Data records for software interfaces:
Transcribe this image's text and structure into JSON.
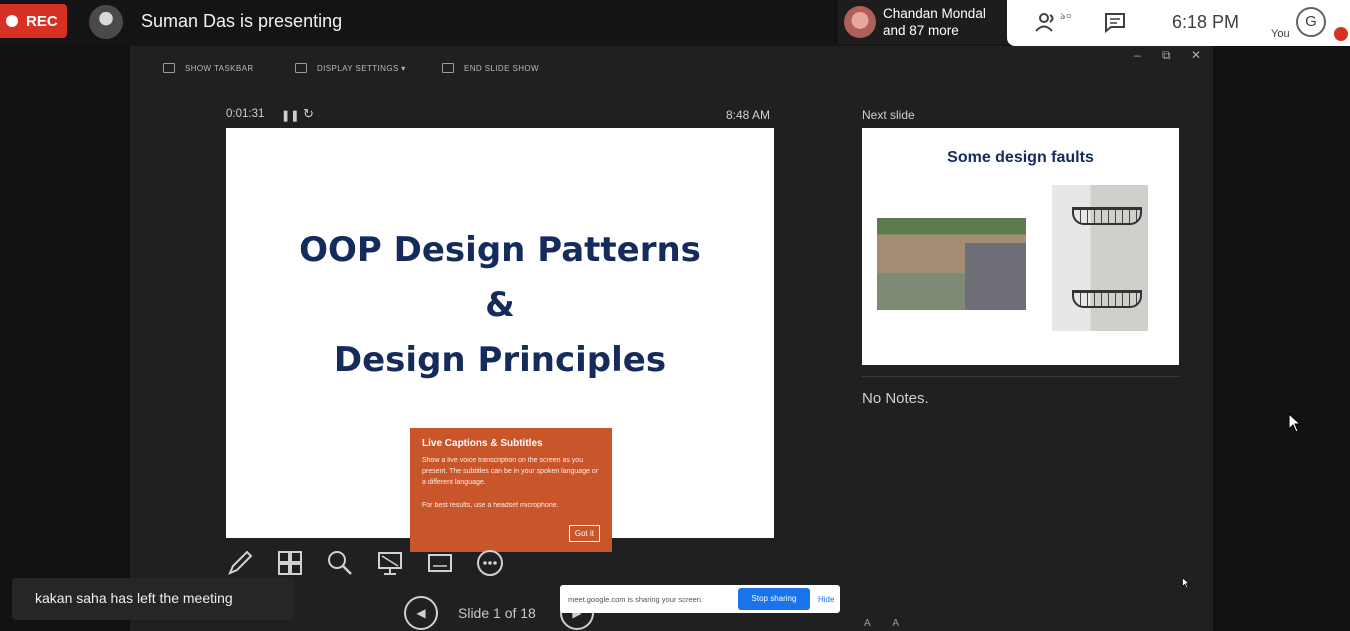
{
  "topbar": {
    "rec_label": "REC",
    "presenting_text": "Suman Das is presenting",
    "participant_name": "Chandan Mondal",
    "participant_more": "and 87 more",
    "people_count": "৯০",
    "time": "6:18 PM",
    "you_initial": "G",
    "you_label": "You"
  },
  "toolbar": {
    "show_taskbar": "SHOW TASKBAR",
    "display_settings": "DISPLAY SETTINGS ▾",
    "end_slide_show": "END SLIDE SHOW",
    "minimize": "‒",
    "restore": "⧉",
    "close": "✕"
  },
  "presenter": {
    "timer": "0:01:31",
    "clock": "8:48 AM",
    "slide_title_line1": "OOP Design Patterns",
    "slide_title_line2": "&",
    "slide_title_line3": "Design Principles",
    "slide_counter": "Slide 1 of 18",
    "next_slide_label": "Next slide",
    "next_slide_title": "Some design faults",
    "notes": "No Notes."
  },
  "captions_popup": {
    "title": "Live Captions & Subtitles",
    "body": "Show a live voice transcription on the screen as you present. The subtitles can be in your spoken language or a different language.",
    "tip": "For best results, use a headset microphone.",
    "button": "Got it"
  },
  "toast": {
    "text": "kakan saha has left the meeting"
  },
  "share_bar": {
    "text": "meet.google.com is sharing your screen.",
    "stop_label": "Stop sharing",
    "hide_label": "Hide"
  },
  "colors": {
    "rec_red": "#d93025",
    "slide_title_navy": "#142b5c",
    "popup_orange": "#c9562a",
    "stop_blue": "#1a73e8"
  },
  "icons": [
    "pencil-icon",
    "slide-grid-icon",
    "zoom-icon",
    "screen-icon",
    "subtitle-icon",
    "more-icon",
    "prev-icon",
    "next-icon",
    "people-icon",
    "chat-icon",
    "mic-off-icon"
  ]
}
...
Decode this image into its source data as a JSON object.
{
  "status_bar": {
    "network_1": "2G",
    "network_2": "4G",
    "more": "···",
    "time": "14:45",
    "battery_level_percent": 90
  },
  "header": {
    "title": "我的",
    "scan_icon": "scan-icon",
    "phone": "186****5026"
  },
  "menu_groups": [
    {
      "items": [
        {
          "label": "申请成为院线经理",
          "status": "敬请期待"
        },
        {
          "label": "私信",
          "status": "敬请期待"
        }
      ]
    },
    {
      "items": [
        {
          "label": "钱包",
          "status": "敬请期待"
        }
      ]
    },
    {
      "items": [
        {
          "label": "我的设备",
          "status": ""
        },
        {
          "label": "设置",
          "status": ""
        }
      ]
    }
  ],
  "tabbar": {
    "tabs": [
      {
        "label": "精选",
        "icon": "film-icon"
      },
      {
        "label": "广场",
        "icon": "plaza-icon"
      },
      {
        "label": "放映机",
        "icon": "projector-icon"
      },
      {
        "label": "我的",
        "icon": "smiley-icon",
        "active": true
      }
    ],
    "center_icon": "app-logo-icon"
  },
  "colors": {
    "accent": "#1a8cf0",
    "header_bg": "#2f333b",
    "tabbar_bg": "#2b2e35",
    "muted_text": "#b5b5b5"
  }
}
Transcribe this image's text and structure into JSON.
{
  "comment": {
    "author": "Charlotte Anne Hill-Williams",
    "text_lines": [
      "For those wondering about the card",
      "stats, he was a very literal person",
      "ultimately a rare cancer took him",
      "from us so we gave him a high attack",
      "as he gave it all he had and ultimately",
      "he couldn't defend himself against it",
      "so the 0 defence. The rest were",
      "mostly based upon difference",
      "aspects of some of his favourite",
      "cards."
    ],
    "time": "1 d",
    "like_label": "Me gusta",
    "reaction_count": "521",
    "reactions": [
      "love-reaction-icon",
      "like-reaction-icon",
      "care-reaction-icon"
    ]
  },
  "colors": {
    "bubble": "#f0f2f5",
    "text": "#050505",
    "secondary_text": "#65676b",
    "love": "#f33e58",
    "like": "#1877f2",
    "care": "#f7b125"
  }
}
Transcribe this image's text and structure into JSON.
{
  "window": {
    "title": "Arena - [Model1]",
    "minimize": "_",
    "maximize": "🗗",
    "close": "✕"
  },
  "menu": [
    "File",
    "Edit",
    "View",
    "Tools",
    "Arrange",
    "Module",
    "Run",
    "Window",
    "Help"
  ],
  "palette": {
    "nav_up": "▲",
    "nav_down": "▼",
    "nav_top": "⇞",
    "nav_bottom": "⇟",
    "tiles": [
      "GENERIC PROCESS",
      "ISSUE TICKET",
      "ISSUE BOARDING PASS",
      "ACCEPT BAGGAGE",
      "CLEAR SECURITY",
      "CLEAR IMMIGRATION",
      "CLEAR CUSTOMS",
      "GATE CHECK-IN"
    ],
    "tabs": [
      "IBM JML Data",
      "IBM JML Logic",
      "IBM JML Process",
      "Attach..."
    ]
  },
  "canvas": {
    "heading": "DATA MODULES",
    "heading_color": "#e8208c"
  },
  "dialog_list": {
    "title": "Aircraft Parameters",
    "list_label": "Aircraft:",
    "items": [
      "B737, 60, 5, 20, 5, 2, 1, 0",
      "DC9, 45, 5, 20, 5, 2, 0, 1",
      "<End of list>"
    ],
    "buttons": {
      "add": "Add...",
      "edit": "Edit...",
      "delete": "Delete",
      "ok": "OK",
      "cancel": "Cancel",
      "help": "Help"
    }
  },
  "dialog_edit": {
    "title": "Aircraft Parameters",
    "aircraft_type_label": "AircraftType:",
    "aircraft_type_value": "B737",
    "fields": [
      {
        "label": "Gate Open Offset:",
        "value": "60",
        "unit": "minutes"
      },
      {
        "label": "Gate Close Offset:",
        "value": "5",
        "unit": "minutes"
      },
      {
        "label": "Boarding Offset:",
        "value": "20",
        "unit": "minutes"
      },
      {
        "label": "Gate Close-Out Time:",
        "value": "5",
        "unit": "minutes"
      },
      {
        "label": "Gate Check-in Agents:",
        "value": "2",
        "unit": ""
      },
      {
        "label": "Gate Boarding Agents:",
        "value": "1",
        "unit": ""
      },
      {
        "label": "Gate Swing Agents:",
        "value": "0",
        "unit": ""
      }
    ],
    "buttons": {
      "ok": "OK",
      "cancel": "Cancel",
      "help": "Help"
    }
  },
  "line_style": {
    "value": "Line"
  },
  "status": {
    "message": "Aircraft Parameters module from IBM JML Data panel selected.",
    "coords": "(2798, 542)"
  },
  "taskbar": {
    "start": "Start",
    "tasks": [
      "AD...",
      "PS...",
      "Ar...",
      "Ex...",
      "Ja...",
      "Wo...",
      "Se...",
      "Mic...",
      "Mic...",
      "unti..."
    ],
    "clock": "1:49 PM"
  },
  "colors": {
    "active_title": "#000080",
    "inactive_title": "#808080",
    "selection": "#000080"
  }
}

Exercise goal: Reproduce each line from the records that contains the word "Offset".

Result for this task:
        "label": "Gate Open Offset:",
        "label": "Gate Close Offset:",
        "label": "Boarding Offset:",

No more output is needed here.